To find a beautiful book about Ajmer Sharif with amazing pictures and a lovely history of Sufism using the Dargah as the focal point was like receiving a treasured gift. It was as if I had been taken back to a place that I love to visit often. Suddenly I was introduced to new aspects of a much loved friend and it was as if he had been given a new face and I was discovering new facets about him!

Reema Abbasi is a young journalist who has won awards for her gender sensitive reporting. She has written a book on “Historic Temples in Pakistan: A call to cons…
Lata Her Own Voice: Conversations with Nasreen Munni Kabir by Kabir Munni Nasreen
My rating: 5 of 5 stars

Lata Mangheskar – in her own voice
Conversations with Nasreen Munni Kabir

What an absolutely beautiful book!!

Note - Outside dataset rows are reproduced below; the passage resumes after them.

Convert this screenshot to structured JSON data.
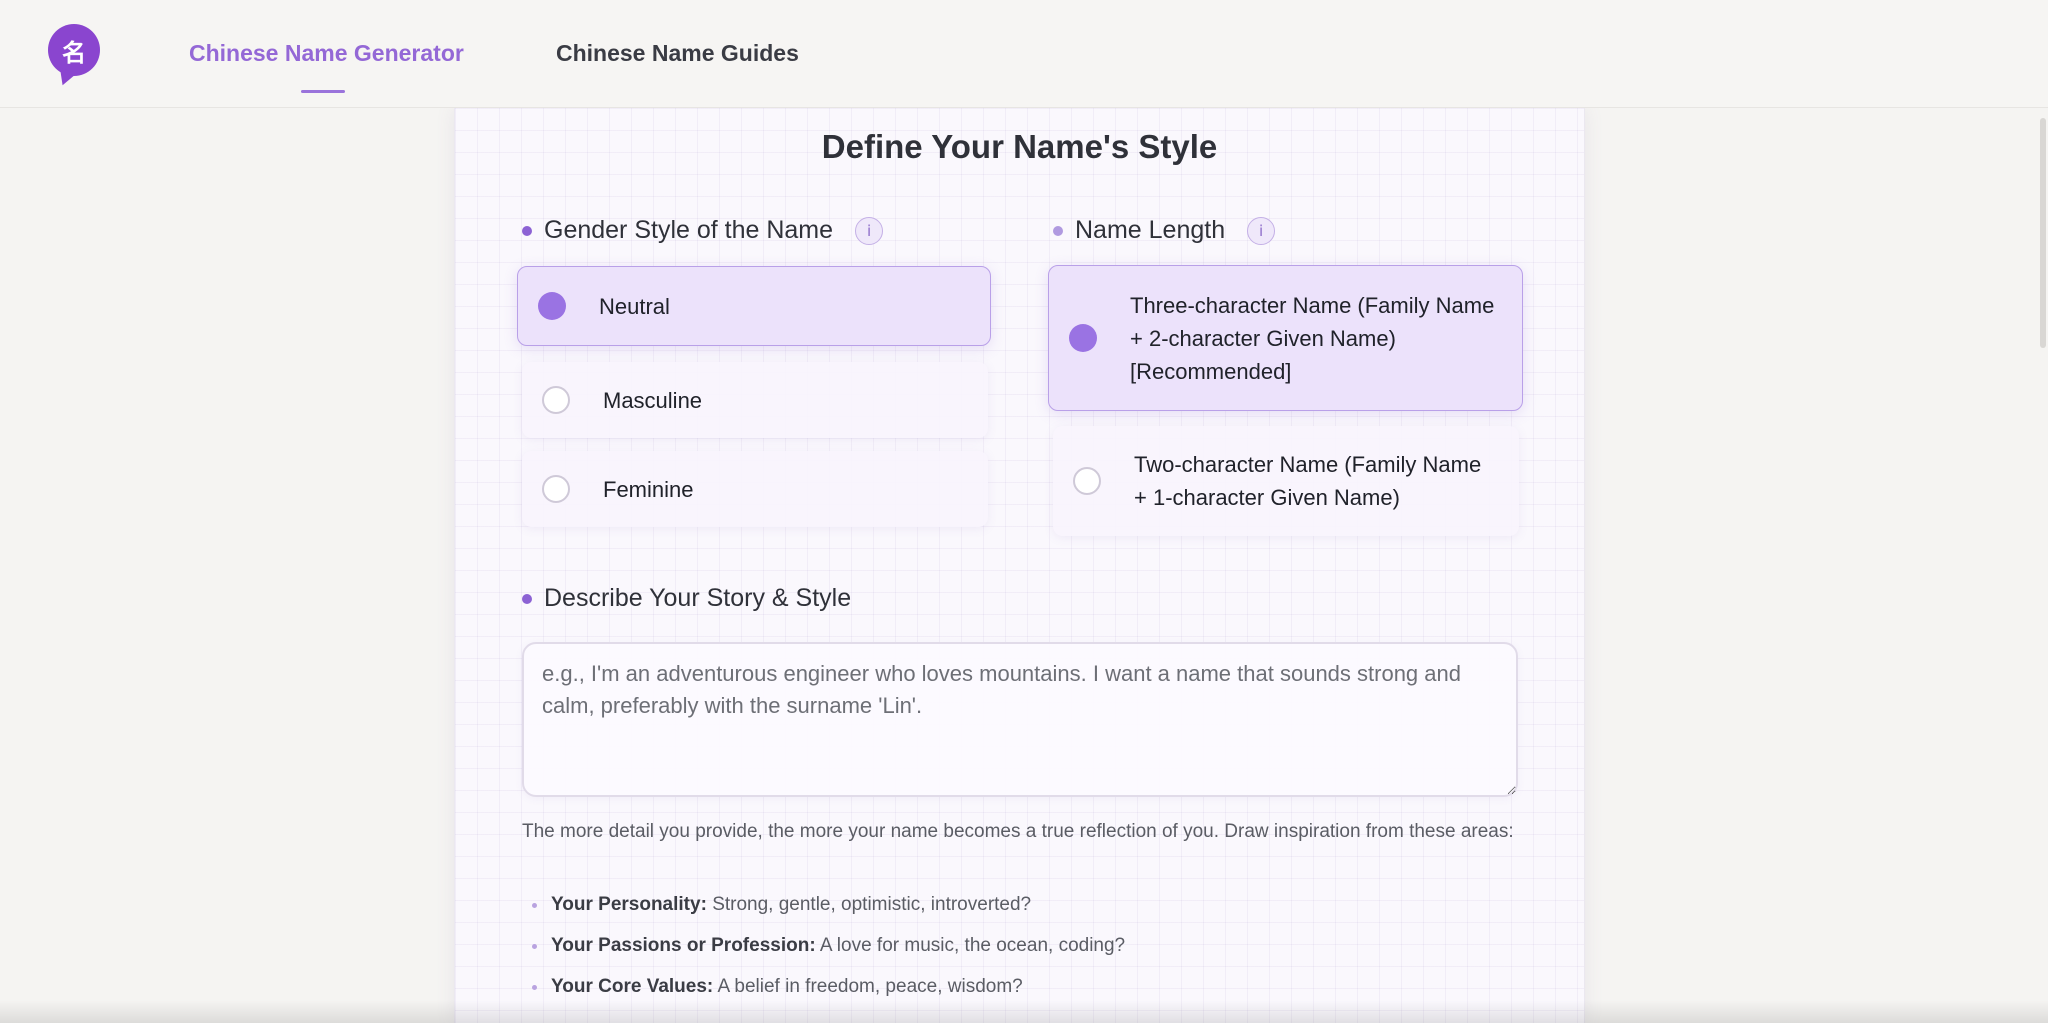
{
  "header": {
    "logo_glyph": "名",
    "nav": [
      {
        "label": "Chinese Name Generator",
        "active": true
      },
      {
        "label": "Chinese Name Guides",
        "active": false
      }
    ]
  },
  "card": {
    "title": "Define Your Name's Style",
    "gender": {
      "label": "Gender Style of the Name",
      "info_glyph": "i",
      "options": [
        {
          "label": "Neutral",
          "selected": true
        },
        {
          "label": "Masculine",
          "selected": false
        },
        {
          "label": "Feminine",
          "selected": false
        }
      ]
    },
    "length": {
      "label": "Name Length",
      "info_glyph": "i",
      "options": [
        {
          "label": "Three-character Name (Family Name + 2-character Given Name) [Recommended]",
          "selected": true
        },
        {
          "label": "Two-character Name (Family Name + 1-character Given Name)",
          "selected": false
        }
      ]
    },
    "story": {
      "label": "Describe Your Story & Style",
      "placeholder": "e.g., I'm an adventurous engineer who loves mountains. I want a name that sounds strong and calm, preferably with the surname 'Lin'.",
      "value": ""
    },
    "hint": "The more detail you provide, the more your name becomes a true reflection of you. Draw inspiration from these areas:",
    "inspirations": [
      {
        "title": "Your Personality:",
        "text": "Strong, gentle, optimistic, introverted?"
      },
      {
        "title": "Your Passions or Profession:",
        "text": "A love for music, the ocean, coding?"
      },
      {
        "title": "Your Core Values:",
        "text": "A belief in freedom, peace, wisdom?"
      }
    ]
  },
  "colors": {
    "accent": "#9468d6",
    "logo": "#8a45cf",
    "radio_selected": "#9a73e3",
    "selected_bg": "#ece2fb"
  }
}
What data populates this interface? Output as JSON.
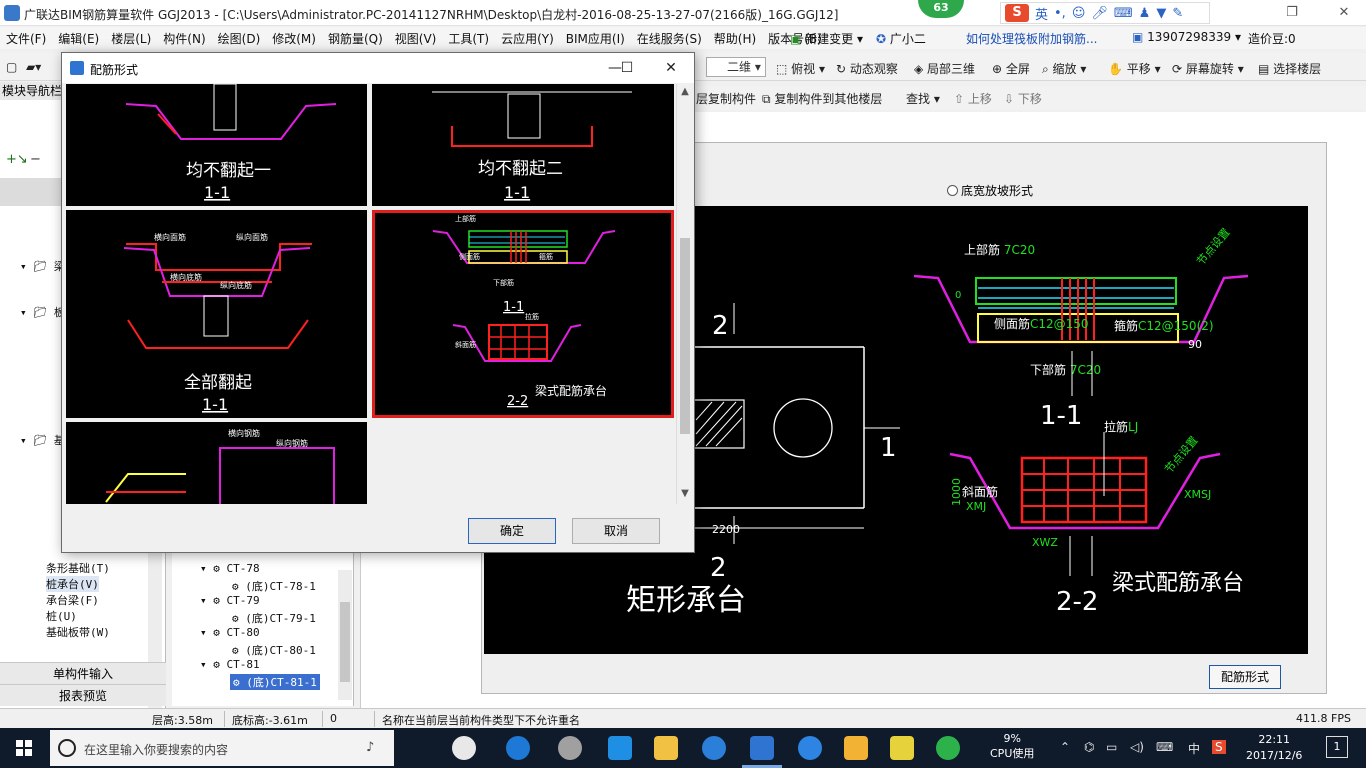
{
  "window": {
    "title": "广联达BIM钢筋算量软件 GGJ2013 - [C:\\Users\\Administrator.PC-20141127NRHM\\Desktop\\白龙村-2016-08-25-13-27-07(2166版)_16G.GGJ12]",
    "badge": "63",
    "ime_label": "英"
  },
  "menu": {
    "items": [
      "文件(F)",
      "编辑(E)",
      "楼层(L)",
      "构件(N)",
      "绘图(D)",
      "修改(M)",
      "钢筋量(Q)",
      "视图(V)",
      "工具(T)",
      "云应用(Y)",
      "BIM应用(I)",
      "在线服务(S)",
      "帮助(H)",
      "版本号(B)"
    ],
    "new_change": "新建变更",
    "guangxiaoer": "广小二",
    "help_link": "如何处理筏板附加钢筋...",
    "phone": "13907298339",
    "zaojia": "造价豆:0"
  },
  "toolbar": {
    "view_combo": "二维",
    "fushi": "俯视",
    "dongtai": "动态观察",
    "jubu": "局部三维",
    "quanping": "全屏",
    "suofang": "缩放",
    "pingyi": "平移",
    "pingmu": "屏幕旋转",
    "xuanze": "选择楼层",
    "copy_layer": "层复制构件",
    "copy_other": "复制构件到其他楼层",
    "find": "查找",
    "up": "上移",
    "down": "下移"
  },
  "left_panel": {
    "header": "模块导航栏",
    "nodes": [
      "梁",
      "板",
      "基",
      "条形基础(T)",
      "桩承台(V)",
      "承台梁(F)",
      "桩(U)",
      "基础板带(W)"
    ],
    "btn_single": "单构件输入",
    "btn_report": "报表预览"
  },
  "tree": {
    "items": [
      {
        "label": "CT-78",
        "child": "(底)CT-78-1"
      },
      {
        "label": "CT-79",
        "child": "(底)CT-79-1"
      },
      {
        "label": "CT-80",
        "child": "(底)CT-80-1"
      },
      {
        "label": "CT-81",
        "child": "(底)CT-81-1"
      }
    ]
  },
  "right_panel": {
    "radio_label": "底宽放坡形式",
    "btn_peijin": "配筋形式",
    "cad": {
      "label_2_top": "2",
      "label_1": "1",
      "label_2_bottom": "2",
      "dim_2200": "2200",
      "rect_title": "矩形承台",
      "top_bar": "上部筋",
      "top_bar_val": "7C20",
      "side_bar": "侧面筋",
      "side_bar_val": "C12@150",
      "stirrup": "箍筋",
      "stirrup_val": "C12@150(2)",
      "bottom_bar": "下部筋",
      "bottom_bar_val": "7C20",
      "section_11": "1-1",
      "tie_bar": "拉筋",
      "tie_val": "LJ",
      "slope_bar": "斜面筋",
      "slope_val": "XMJ",
      "xmsj": "XMSJ",
      "xwz": "XWZ",
      "dim_1000": "1000",
      "dim_0": "0",
      "angle_90": "90",
      "node_set": "节点设置",
      "section_22": "2-2",
      "beam_title": "梁式配筋承台"
    }
  },
  "dialog": {
    "title": "配筋形式",
    "options": [
      {
        "name": "均不翻起一",
        "section": "1-1"
      },
      {
        "name": "均不翻起二",
        "section": "1-1"
      },
      {
        "name": "全部翻起",
        "section": "1-1"
      },
      {
        "name": "梁式配筋承台",
        "section_a": "1-1",
        "section_b": "2-2"
      }
    ],
    "ok": "确定",
    "cancel": "取消",
    "small_labels": {
      "hengxiang_mian": "横向面筋",
      "zongxiang_mian": "纵向面筋",
      "hengxiang_di": "横向底筋",
      "zongxiang_di": "纵向底筋",
      "shangbu": "上部筋",
      "xiabu": "下部筋",
      "cemian": "侧面筋",
      "gujin": "箍筋",
      "lajin": "拉筋",
      "xiemian": "斜面筋",
      "hengxiang_gang": "横向钢筋",
      "zongxiang_gang": "纵向钢筋",
      "jiedian": "节点设置"
    }
  },
  "status": {
    "floor_height": "层高:3.58m",
    "base_height": "底标高:-3.61m",
    "zero": "0",
    "message": "名称在当前层当前构件类型下不允许重名",
    "fps": "411.8 FPS"
  },
  "taskbar": {
    "search_placeholder": "在这里输入你要搜索的内容",
    "cpu_percent": "9%",
    "cpu_label": "CPU使用",
    "ime_zh": "中",
    "time": "22:11",
    "date": "2017/12/6",
    "notify_count": "1"
  },
  "colors": {
    "accent": "#3b6fcf",
    "selected_border": "#e01e1e",
    "cad_bg": "#000000",
    "cad_red": "#ff2020",
    "cad_magenta": "#e020e0",
    "cad_cyan": "#20e0ff",
    "cad_yellow": "#ffff40",
    "cad_green": "#20e020"
  }
}
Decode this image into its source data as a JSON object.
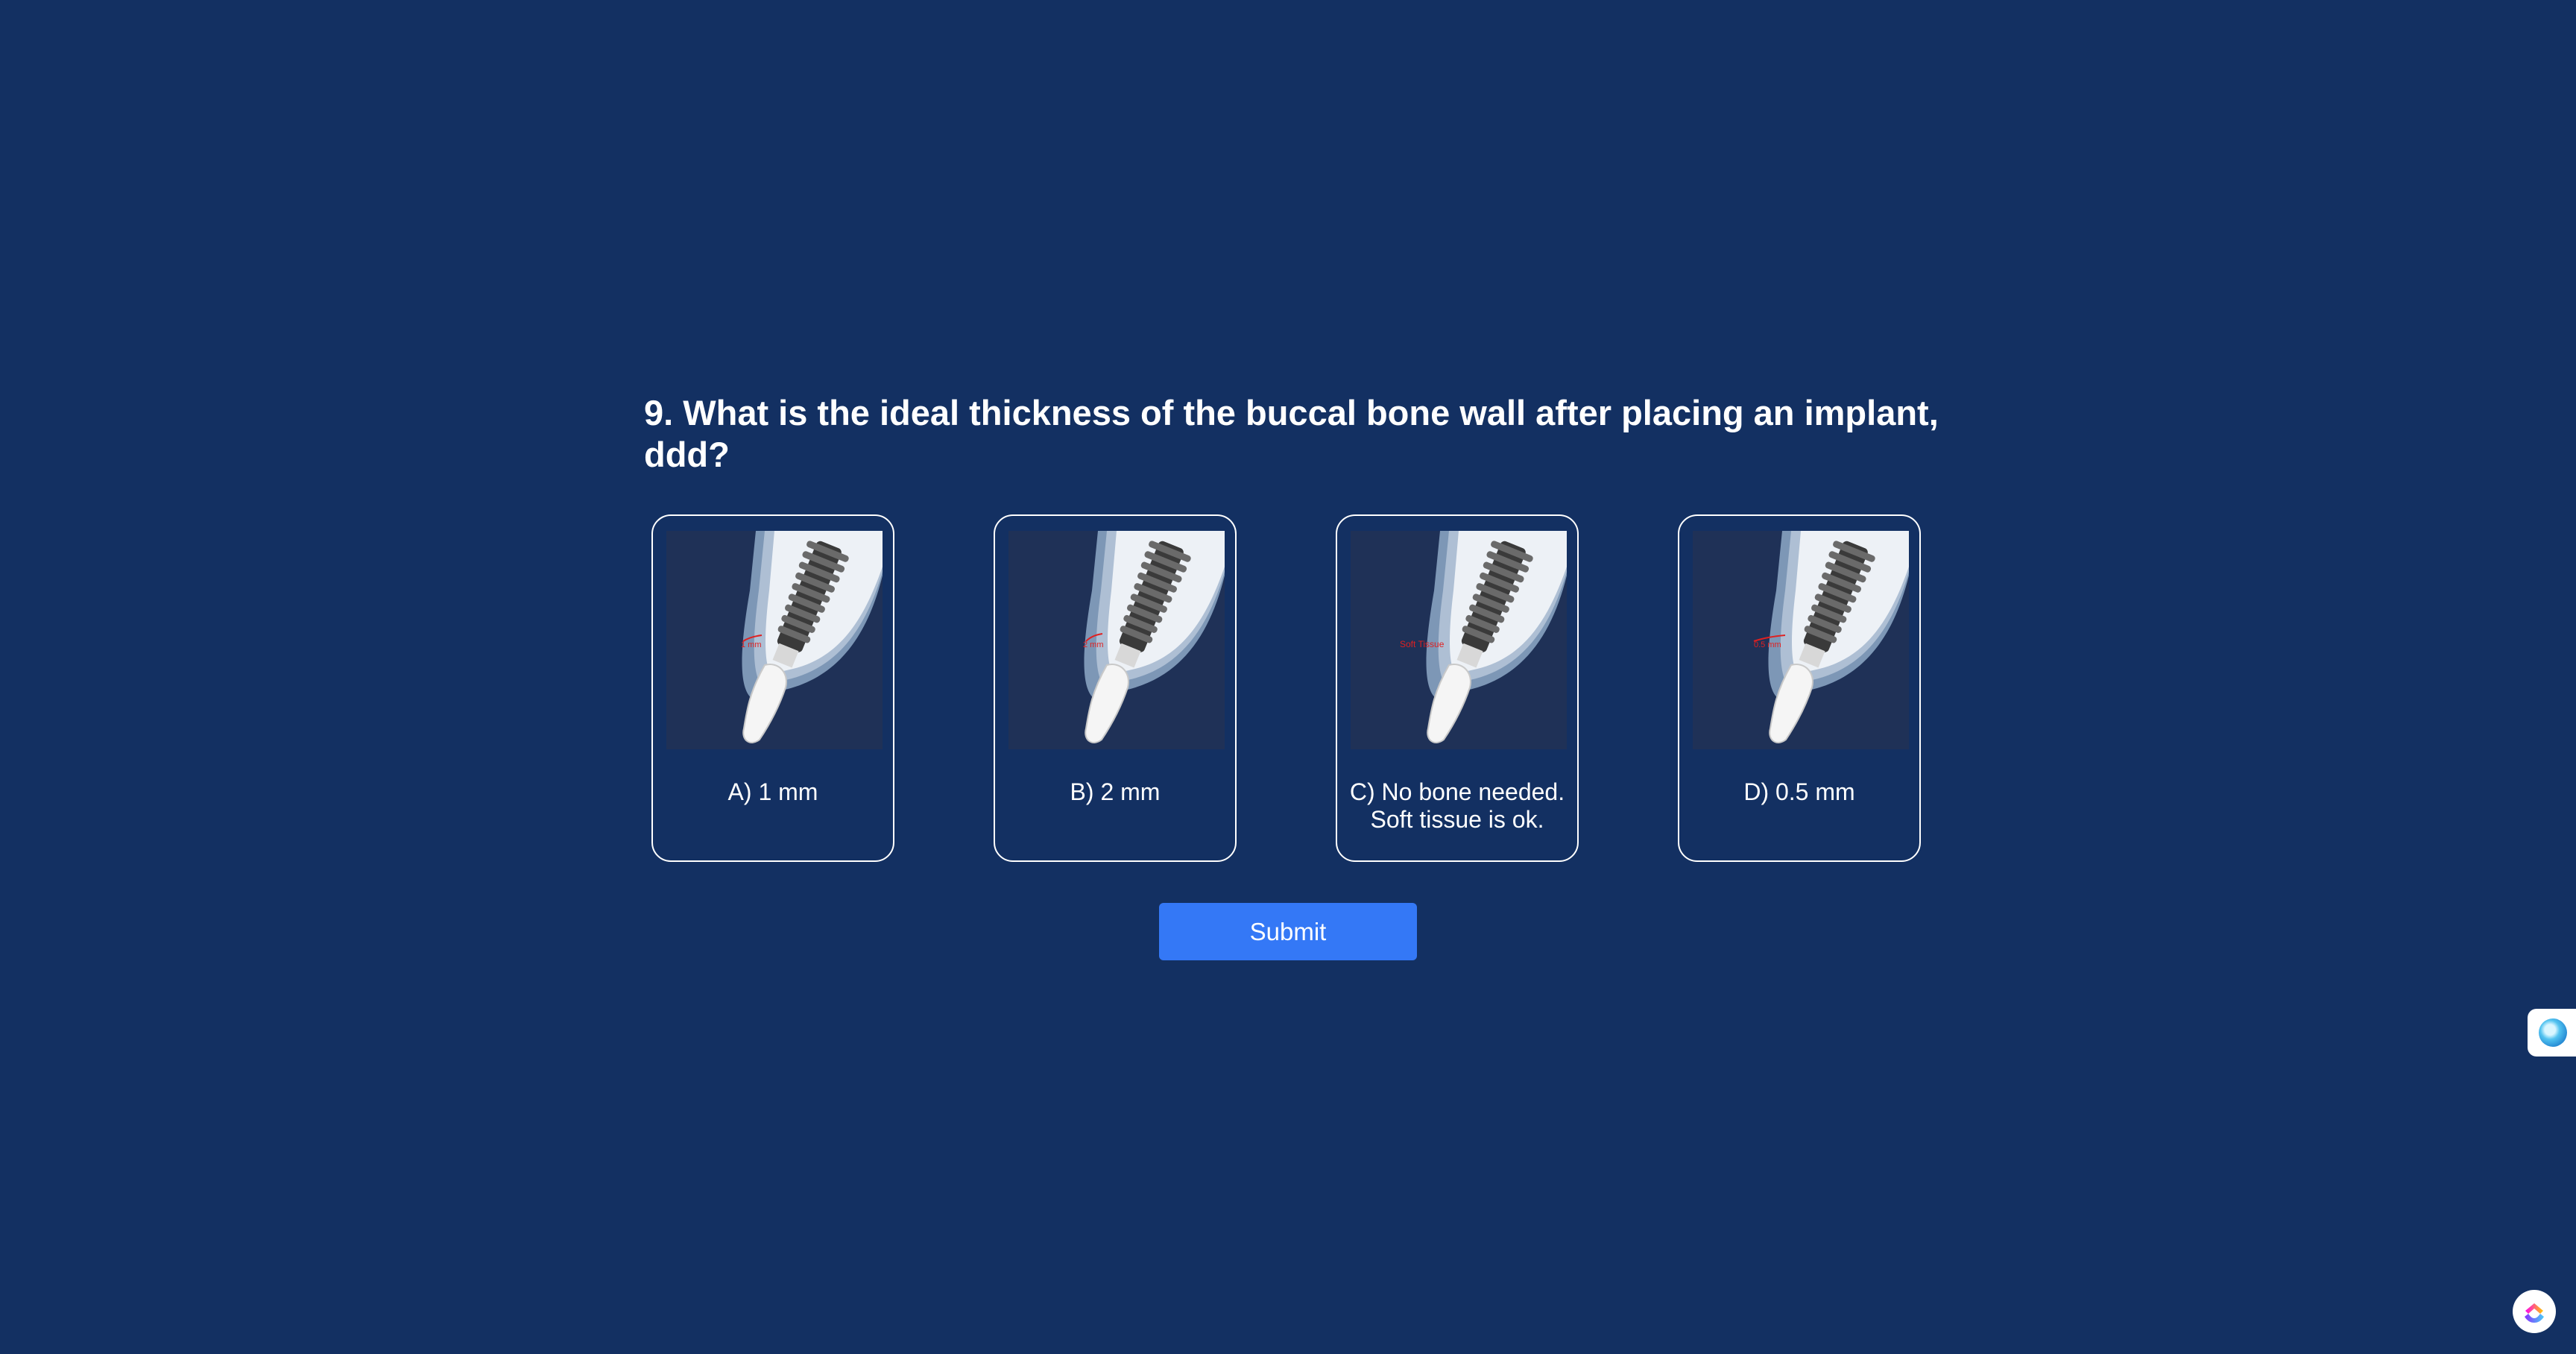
{
  "question": {
    "text": "9. What is the ideal thickness of the buccal bone wall after placing an implant, ddd?"
  },
  "options": [
    {
      "label": "A) 1 mm",
      "image_caption": "1 mm"
    },
    {
      "label": "B) 2 mm",
      "image_caption": "2 mm"
    },
    {
      "label": "C) No bone needed.\nSoft tissue is ok.",
      "image_caption": "Soft Tissue"
    },
    {
      "label": "D) 0.5 mm",
      "image_caption": "0.5 mm"
    }
  ],
  "submit": {
    "label": "Submit"
  },
  "colors": {
    "background": "#133062",
    "card_image_background": "#1f3157",
    "submit_button": "#3478f6",
    "annotation_red": "#e02020"
  },
  "icons": {
    "side_widget": "assistant-orb-icon",
    "corner_widget": "clickup-logo-icon"
  }
}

It is one of the most enjoyable ‘coffee-table’ books that I have ever read or seen. To relegate it to the level of ‘coffee-table’ books would be doing it an injustice – because it has some amazing photographs that I have seen, and it brings one of our most famous icons closer to us. The black and white image of a very young Lataji on the cove, sets the tone for a memorable book.

Nasreen Munni Kabir did a six-part documentary series on Lata Mangheskar in 1991 for Channel 4, titled ‘In Her Own Voice’. In 2008, she began to update the conversations she had with Lataji and convert them into a book.

Lataji is one of the most reclusive of Indian icons. She leads a sheltered life and rarely do we see her in film magazines, nor has her life been enmeshed in any sca…


My city is a fascinating city – and I wish more people would love it rather than keep complaining about it. Oh, I do agree that it has bad traffic problems, its citizens have major attitude problems and the pollution is enough to make you want to run away. But there is so much to love in this city – there is so much to enjoy here – let me tell you some of the reasons why I feel that there are few places like it!! 1. Music everywhere – it is winter and the music season is becoming very active. Where else can you sit in the Nehru Park and listen to phenomenal musicians such as Amjad Ali Khan, L. Subramanian, Kishori Amonkar and many others for free. Which other city can boast of free Percussion festivals, where you can just sit back among amazing greenery and get lost in the sounds around you. Now they are also going to have a Food Palate festival at Nehru Park. What I love is the fact that during these concerts the audience ranges from the very young to the very old, proving that o…